**Assignment**
Each line of the data below containing "Physician" needs to be listed.

**Excerpts from a dataset**
━━━━━━━━━━

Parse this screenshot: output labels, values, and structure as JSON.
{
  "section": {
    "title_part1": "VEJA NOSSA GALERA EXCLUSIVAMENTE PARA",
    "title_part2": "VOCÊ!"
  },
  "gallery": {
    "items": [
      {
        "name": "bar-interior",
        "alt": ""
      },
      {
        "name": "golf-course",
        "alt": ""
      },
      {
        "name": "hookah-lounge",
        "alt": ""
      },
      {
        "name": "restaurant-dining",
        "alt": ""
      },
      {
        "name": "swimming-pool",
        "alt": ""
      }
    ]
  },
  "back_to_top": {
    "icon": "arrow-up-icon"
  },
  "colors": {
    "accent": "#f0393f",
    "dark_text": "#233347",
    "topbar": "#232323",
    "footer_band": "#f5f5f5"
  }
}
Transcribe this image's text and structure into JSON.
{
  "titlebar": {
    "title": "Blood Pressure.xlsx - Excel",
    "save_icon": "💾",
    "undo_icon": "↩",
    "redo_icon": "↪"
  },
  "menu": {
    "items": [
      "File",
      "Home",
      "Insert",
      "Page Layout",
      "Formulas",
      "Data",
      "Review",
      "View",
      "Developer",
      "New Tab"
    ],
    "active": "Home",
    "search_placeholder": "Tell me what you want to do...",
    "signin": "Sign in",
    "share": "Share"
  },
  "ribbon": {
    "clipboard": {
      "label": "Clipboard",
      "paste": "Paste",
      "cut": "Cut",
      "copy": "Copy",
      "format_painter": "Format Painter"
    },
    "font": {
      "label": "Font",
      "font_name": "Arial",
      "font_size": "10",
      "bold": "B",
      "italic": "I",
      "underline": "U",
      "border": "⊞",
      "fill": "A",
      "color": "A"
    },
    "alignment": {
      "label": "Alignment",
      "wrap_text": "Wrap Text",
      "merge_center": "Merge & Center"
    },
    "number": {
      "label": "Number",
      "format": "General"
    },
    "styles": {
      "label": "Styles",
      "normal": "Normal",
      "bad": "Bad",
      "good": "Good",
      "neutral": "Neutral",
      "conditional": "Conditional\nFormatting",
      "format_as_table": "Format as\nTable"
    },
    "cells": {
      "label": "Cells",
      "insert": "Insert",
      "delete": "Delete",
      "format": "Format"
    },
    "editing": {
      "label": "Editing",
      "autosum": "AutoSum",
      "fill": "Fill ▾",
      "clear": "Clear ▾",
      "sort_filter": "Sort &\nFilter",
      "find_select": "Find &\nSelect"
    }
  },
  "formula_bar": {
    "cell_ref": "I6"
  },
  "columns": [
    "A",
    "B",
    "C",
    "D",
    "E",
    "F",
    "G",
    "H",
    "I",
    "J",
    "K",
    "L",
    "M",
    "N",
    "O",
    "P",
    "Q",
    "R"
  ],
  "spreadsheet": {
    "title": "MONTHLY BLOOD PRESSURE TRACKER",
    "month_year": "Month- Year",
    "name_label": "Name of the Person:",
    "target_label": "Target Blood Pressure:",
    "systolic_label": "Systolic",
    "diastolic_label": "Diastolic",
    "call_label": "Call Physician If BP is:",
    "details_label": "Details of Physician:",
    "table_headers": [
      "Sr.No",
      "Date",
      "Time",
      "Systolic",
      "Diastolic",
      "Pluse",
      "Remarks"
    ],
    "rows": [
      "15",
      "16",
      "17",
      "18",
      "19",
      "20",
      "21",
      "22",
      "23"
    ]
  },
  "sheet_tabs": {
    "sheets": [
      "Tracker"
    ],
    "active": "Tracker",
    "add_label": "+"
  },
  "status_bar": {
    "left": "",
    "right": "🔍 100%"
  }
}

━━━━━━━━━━

**Task answer**
    "call_label": "Call Physician If BP is:",
    "details_label": "Details of Physician:",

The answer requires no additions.